[Work instruction]: Where in the data below does the word "icon" appear? Copy each line that holds it.

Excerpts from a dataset

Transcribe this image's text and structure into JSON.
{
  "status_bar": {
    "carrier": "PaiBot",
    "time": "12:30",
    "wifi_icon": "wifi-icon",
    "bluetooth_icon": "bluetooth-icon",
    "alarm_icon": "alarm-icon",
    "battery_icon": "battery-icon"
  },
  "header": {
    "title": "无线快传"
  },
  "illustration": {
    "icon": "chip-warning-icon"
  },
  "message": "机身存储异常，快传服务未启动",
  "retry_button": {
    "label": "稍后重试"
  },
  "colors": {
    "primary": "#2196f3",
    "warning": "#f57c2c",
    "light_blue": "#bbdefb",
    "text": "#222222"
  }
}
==
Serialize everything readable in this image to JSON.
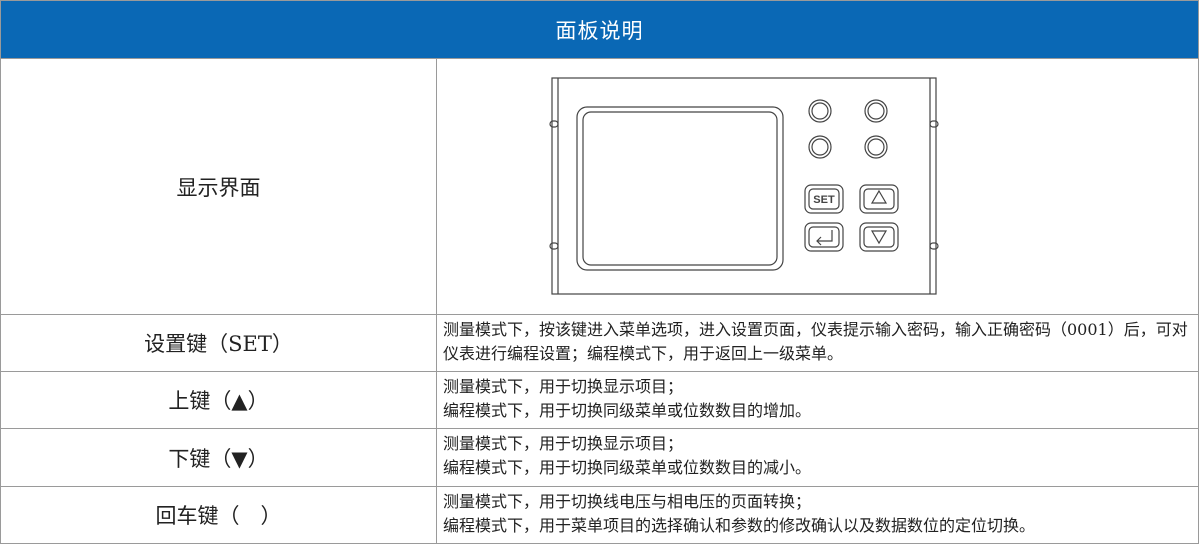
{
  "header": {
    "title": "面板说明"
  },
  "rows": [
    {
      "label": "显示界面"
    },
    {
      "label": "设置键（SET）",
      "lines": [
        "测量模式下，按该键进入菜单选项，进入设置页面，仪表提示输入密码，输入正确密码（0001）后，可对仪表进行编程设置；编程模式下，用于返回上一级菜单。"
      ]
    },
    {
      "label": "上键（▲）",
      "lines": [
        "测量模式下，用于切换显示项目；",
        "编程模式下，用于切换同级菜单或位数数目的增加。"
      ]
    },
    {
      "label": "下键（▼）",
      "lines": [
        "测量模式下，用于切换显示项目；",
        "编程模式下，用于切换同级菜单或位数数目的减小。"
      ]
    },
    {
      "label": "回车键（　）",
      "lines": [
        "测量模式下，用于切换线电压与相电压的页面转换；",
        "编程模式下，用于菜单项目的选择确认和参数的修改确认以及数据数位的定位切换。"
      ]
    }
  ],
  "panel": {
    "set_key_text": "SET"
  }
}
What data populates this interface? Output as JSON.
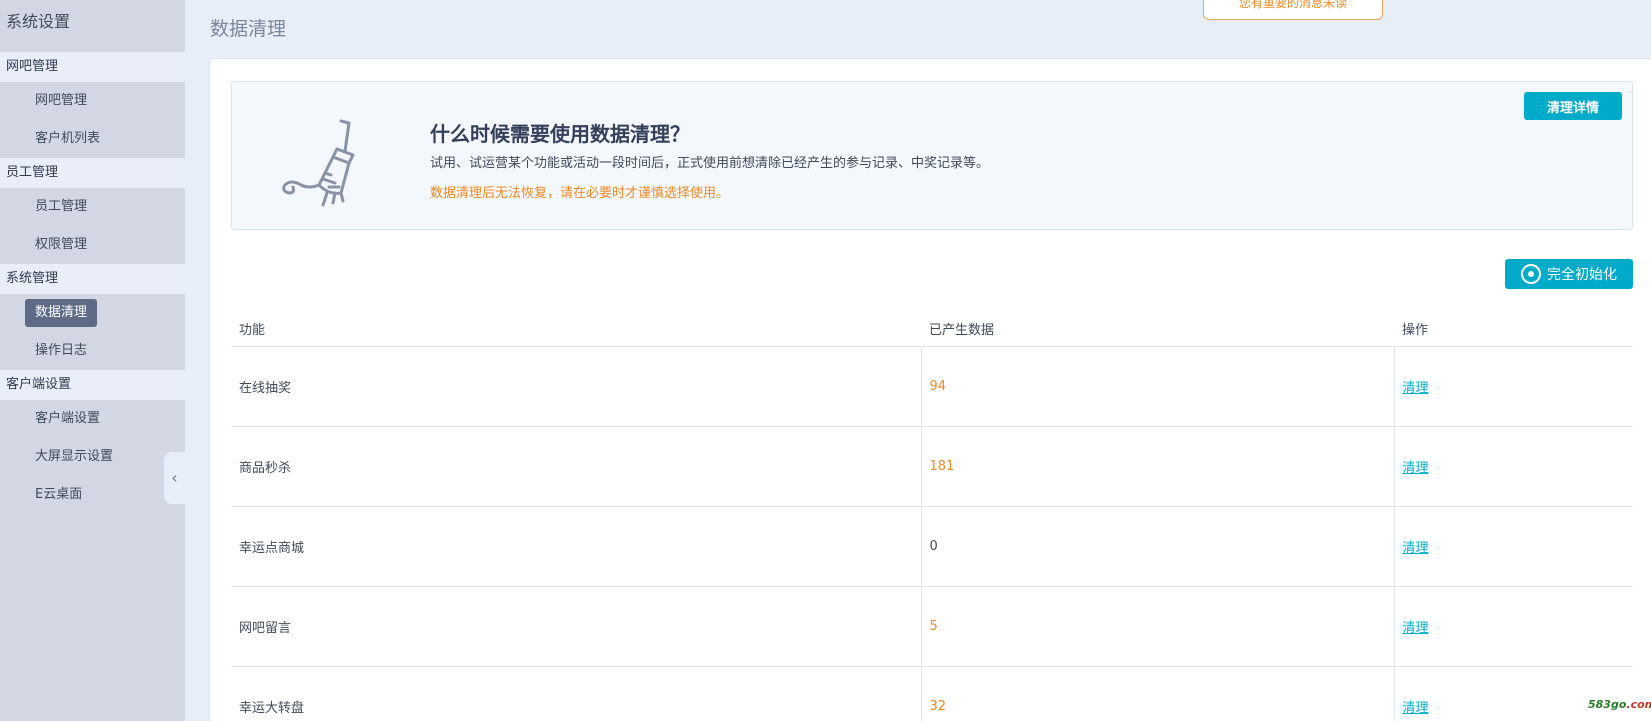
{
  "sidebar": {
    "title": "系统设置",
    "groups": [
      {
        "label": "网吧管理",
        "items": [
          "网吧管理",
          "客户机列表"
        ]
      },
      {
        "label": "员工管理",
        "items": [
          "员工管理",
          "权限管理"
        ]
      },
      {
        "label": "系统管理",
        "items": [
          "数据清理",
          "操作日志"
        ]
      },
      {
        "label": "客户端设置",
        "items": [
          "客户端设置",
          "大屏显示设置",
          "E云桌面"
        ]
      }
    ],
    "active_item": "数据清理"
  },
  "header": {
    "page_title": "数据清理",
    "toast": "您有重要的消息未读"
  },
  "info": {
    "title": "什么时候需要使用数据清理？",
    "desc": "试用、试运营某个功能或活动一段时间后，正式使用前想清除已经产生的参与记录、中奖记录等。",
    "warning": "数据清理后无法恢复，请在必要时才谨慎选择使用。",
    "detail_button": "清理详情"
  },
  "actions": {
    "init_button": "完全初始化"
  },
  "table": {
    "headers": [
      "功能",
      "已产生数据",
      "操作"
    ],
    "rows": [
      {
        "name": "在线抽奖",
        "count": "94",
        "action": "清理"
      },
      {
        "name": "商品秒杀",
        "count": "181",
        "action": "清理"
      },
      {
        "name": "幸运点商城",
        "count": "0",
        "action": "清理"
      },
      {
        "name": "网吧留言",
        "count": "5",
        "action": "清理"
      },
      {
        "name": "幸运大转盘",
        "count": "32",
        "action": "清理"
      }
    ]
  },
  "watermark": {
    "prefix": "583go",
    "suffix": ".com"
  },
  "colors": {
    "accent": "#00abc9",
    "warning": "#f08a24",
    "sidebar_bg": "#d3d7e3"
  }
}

[Solution for this task]:
    "wifi_icon": "wifi-icon",
    "bluetooth_icon": "bluetooth-icon",
    "alarm_icon": "alarm-icon",
    "battery_icon": "battery-icon"
    "icon": "chip-warning-icon"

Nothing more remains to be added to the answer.